Q7: Any recent or forthcoming projects that you’d like to promote?


I just released my second poetry book, a chapbook called DETERIORATE. It’s all about my disdain for the digital age— contemplating how our modern world has changed humanity, changed how we produce art, how we live. Mostly for worse, but my hope is that we might be able to change that if we’d all just look up and turn off (or on, rather). It’s available wherever you get books. 



Q8: What is a favorite line/stanza from a poem of yours or others?

Michelle: I can’t pick a favorite. I’m one of those weird people that really likes their own work and listens to/reads it. I have a whole album of songs I haven’t recorded yet— I’m really proud of all those lyrics. I worked for so long to become the songwriter I wanted to be, and I finally started to get there right before the world shut down. I’ve yet to start again, we’ll see what happens with that.

The first good song I wrote (after six or seven years of trying) has a chorus that ends with this lyric— “I spend all my time stuck in a car in the past, you’ll forget about me and I’ll drive me mad.”
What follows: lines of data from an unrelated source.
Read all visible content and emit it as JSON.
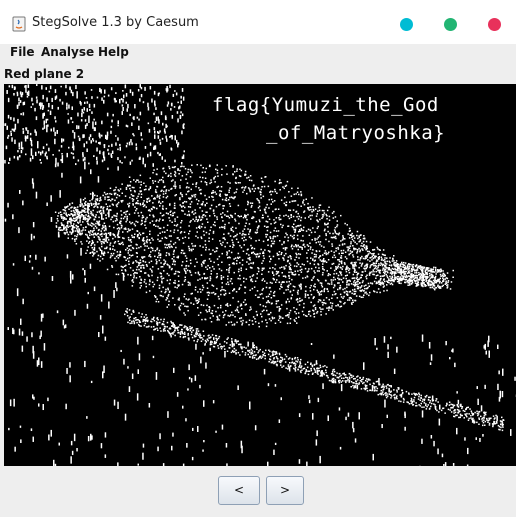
{
  "window": {
    "title": "StegSolve 1.3 by Caesum",
    "buttons": [
      {
        "name": "minimize",
        "color": "#00bcd4"
      },
      {
        "name": "maximize",
        "color": "#22b573"
      },
      {
        "name": "close",
        "color": "#e8315b"
      }
    ]
  },
  "menu": {
    "items": [
      "File",
      "Analyse",
      "Help"
    ]
  },
  "view": {
    "plane_label": "Red plane 2",
    "image_text_line1": "flag{Yumuzi_the_God",
    "image_text_line2": "_of_Matryoshka}"
  },
  "nav": {
    "prev_label": "<",
    "next_label": ">"
  }
}
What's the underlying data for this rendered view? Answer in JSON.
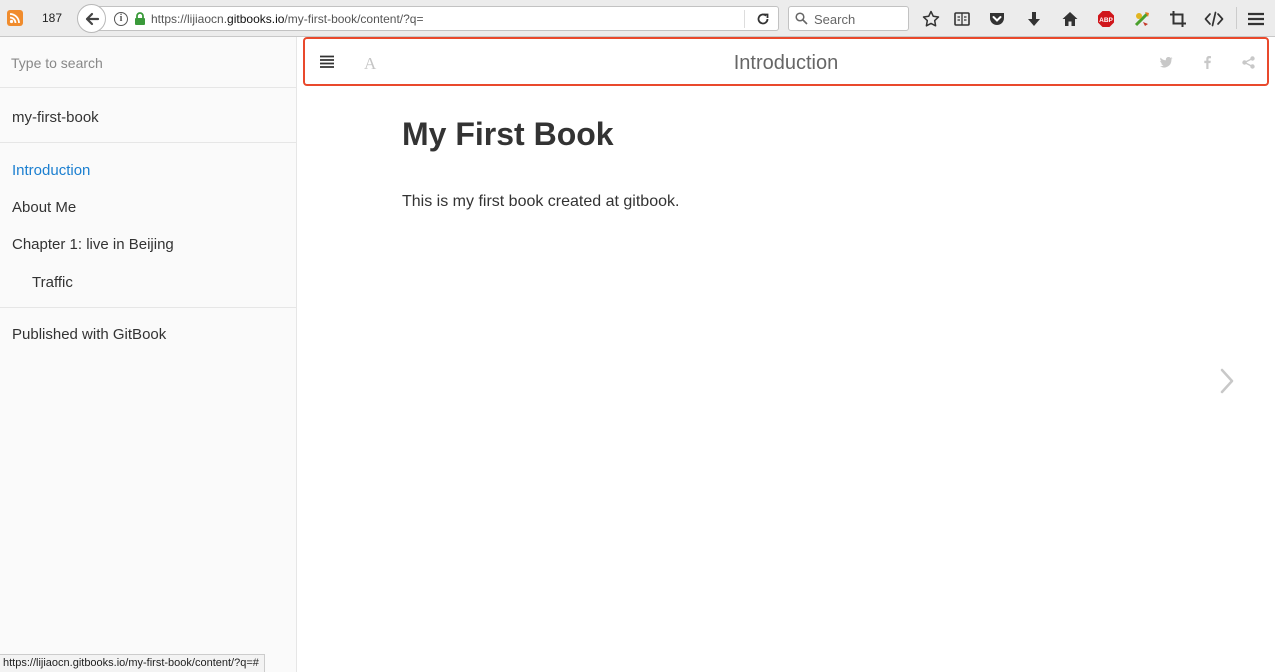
{
  "browser": {
    "tab_count": "187",
    "url_prefix": "https://lijiaocn.",
    "url_host": "gitbooks.io",
    "url_path": "/my-first-book/content/?q=",
    "search_placeholder": "Search",
    "abp_label": "ABP"
  },
  "sidebar": {
    "search_placeholder": "Type to search",
    "book_title": "my-first-book",
    "items": [
      {
        "label": "Introduction",
        "active": true
      },
      {
        "label": "About Me"
      },
      {
        "label": "Chapter 1: live in Beijing"
      },
      {
        "label": "Traffic"
      }
    ],
    "footer": "Published with GitBook"
  },
  "header": {
    "title": "Introduction",
    "font_icon_label": "A"
  },
  "page": {
    "heading": "My First Book",
    "paragraph": "This is my first book created at gitbook."
  },
  "status_bar": {
    "text": "https://lijiaocn.gitbooks.io/my-first-book/content/?q=#"
  },
  "colors": {
    "accent_link": "#1b7fd0",
    "highlight_border": "#e9492c",
    "text": "#333333"
  },
  "icons": [
    "rss-icon",
    "back-arrow-icon",
    "info-icon",
    "lock-icon",
    "reload-icon",
    "search-icon",
    "star-icon",
    "reader-icon",
    "pocket-icon",
    "download-icon",
    "home-icon",
    "adblock-icon",
    "extension-icon",
    "crop-icon",
    "devtools-icon",
    "menu-icon",
    "hamburger-icon",
    "font-settings-icon",
    "twitter-icon",
    "facebook-icon",
    "share-icon",
    "chevron-right-icon"
  ]
}
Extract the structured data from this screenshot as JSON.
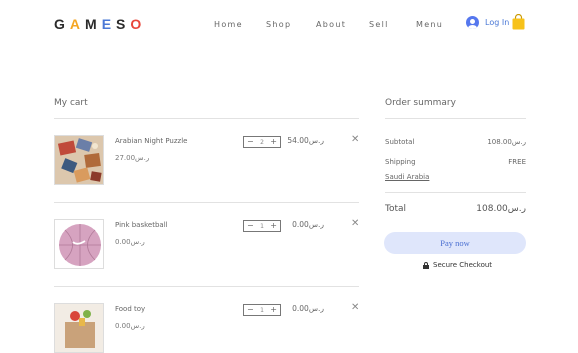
{
  "brand": {
    "letters": [
      {
        "char": "G",
        "color": "#2b2b2b"
      },
      {
        "char": "A",
        "color": "#f5a623"
      },
      {
        "char": "M",
        "color": "#2b2b2b"
      },
      {
        "char": "E",
        "color": "#4a78d6"
      },
      {
        "char": "S",
        "color": "#2b2b2b"
      },
      {
        "char": "O",
        "color": "#e8463a"
      }
    ]
  },
  "nav": {
    "home": "Home",
    "shop": "Shop",
    "about": "About",
    "sell": "Sell",
    "menu": "Menu"
  },
  "header": {
    "login_label": "Log In",
    "cart_icon": "shopping-bag-icon",
    "cart_color": "#f7c21a",
    "login_color": "#4a78d6"
  },
  "cart": {
    "title": "My cart",
    "items": [
      {
        "name": "Arabian Night Puzzle",
        "price": "27.00ر.س",
        "qty": "2",
        "line_total": "54.00ر.س"
      },
      {
        "name": "Pink basketball",
        "price": "0.00ر.س",
        "qty": "1",
        "line_total": "0.00ر.س"
      },
      {
        "name": "Food toy",
        "price": "0.00ر.س",
        "qty": "1",
        "line_total": "0.00ر.س"
      }
    ]
  },
  "summary": {
    "title": "Order summary",
    "subtotal_label": "Subtotal",
    "subtotal_value": "108.00ر.س",
    "shipping_label": "Shipping",
    "shipping_value": "FREE",
    "country": "Saudi Arabia",
    "total_label": "Total",
    "total_value": "108.00ر.س",
    "pay_label": "Pay now",
    "secure_label": "Secure Checkout",
    "pay_bg": "#dfe6fb",
    "pay_text": "#4a6fd1"
  }
}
Q9: Who has helped you most with writing?

Michelle: Honestly, it’s been a very solitary journey for me. I was about to say I wish I could say otherwise, but I suppose I don’t. I enjoy being and working alone. I’ve always helped myself in writing, if anything I’ve looked to other artists that came before me and found their help along the way through their work and lives, and through other moments of inspiration from the greater world. Paying close attention has helped me most.

Also from Michelle:

Death of a Good Girl